[Source data]
■ ■ ■ ■

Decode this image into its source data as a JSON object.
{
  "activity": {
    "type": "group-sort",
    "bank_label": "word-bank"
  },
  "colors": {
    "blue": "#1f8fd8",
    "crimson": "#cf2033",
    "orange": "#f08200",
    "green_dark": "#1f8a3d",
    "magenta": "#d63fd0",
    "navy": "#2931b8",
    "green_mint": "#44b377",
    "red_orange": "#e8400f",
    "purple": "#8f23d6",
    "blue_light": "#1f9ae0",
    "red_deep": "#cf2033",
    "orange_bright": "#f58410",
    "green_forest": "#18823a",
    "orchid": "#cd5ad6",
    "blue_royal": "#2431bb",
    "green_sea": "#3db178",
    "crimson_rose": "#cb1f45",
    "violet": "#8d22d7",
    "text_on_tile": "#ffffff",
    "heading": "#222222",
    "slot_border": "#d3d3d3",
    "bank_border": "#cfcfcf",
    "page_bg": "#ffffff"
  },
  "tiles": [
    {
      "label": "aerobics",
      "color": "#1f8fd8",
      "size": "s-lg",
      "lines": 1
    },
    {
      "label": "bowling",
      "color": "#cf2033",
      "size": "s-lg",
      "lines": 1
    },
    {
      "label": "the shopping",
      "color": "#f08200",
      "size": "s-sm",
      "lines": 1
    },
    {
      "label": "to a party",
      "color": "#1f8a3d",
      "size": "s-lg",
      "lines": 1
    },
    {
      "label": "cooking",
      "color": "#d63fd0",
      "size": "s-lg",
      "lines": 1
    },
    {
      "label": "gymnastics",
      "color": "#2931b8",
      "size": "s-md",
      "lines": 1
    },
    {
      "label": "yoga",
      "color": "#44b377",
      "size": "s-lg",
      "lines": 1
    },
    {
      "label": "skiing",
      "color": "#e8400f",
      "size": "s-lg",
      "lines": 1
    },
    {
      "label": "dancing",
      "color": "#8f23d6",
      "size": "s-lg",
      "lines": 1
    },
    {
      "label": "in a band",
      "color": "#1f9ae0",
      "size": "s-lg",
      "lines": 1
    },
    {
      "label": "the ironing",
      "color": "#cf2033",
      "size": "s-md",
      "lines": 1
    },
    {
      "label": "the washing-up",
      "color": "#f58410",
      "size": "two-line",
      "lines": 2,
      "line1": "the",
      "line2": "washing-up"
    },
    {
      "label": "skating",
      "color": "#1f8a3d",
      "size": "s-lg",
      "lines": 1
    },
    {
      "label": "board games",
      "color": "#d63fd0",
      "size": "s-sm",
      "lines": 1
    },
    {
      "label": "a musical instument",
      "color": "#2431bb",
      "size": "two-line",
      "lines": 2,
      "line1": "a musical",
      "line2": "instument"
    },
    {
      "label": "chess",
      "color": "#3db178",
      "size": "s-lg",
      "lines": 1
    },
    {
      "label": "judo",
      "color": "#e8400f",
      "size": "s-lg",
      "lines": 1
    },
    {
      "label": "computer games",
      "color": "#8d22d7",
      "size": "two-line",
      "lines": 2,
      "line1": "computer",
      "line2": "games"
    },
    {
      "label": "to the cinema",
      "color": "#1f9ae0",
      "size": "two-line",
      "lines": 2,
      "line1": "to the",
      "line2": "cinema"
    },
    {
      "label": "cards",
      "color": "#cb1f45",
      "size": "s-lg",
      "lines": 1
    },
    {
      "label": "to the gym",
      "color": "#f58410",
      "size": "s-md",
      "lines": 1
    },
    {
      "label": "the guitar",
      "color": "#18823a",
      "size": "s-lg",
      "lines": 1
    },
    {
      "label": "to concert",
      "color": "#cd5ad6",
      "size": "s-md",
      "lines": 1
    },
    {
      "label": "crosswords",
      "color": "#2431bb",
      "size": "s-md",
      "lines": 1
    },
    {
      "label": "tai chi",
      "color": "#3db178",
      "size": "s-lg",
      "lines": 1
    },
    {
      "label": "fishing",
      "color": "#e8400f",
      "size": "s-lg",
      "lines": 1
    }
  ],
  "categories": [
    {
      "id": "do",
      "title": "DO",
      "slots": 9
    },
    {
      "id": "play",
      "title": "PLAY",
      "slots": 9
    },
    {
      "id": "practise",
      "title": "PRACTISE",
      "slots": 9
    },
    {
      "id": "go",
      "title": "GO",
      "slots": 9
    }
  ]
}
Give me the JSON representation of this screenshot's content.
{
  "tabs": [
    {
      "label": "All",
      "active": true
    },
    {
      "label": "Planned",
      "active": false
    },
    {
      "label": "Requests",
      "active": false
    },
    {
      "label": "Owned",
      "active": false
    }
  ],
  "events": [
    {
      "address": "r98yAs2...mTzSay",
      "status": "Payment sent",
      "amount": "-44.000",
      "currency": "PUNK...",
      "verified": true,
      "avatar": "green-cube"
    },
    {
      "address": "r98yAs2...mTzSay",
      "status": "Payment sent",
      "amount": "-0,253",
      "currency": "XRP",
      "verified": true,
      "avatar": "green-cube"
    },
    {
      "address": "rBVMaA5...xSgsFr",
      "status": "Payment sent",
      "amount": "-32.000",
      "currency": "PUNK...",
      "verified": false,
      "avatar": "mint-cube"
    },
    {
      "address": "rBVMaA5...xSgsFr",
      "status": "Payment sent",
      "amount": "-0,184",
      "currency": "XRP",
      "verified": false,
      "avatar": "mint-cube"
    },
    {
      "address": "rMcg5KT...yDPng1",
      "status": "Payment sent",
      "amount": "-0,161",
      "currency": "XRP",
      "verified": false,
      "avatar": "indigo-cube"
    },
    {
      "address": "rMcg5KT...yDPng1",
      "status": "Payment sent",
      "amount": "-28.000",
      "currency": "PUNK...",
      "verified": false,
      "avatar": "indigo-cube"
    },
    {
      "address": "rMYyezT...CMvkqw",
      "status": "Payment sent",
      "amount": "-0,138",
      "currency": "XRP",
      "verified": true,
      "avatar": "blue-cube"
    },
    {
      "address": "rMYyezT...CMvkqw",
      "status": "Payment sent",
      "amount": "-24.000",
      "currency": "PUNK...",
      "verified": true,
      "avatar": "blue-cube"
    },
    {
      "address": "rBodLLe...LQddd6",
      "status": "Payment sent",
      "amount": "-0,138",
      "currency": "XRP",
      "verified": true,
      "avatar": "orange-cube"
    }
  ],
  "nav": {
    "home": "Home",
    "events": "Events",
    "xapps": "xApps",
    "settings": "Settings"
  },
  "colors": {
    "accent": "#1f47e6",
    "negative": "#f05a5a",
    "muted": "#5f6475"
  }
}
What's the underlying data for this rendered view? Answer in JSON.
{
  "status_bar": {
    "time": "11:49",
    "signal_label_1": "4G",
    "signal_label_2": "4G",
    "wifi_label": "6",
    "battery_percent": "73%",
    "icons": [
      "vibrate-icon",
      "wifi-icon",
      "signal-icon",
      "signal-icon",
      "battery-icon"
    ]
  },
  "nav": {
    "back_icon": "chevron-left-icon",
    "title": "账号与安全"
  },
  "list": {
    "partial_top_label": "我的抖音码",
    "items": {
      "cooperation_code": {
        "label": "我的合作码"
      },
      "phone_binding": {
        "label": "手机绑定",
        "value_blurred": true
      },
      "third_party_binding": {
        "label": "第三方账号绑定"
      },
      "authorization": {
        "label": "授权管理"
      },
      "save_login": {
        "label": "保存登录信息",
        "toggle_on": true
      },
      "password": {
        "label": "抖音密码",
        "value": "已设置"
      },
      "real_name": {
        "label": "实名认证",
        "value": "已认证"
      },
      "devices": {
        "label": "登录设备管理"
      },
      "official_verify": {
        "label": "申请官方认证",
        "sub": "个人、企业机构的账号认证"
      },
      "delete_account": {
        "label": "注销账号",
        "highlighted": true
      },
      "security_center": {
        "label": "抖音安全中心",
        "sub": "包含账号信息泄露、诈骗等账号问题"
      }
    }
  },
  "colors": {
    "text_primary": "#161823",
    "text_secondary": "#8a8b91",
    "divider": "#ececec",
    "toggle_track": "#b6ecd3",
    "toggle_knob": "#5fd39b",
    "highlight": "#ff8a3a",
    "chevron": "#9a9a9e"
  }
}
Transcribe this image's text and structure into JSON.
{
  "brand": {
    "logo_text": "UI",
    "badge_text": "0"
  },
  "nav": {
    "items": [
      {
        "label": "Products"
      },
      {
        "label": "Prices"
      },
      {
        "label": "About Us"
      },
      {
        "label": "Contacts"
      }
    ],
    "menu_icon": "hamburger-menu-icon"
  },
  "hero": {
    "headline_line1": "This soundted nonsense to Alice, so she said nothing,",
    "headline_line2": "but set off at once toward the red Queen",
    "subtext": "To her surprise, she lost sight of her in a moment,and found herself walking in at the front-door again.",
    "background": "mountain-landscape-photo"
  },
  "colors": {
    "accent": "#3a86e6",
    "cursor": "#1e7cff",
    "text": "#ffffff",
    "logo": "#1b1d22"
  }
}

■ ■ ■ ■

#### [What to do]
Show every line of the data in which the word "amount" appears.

#### [Response]
      "amount": "-44.000",
      "amount": "-0,253",
      "amount": "-32.000",
      "amount": "-0,184",
      "amount": "-0,161",
      "amount": "-28.000",
      "amount": "-0,138",
      "amount": "-24.000",
      "amount": "-0,138",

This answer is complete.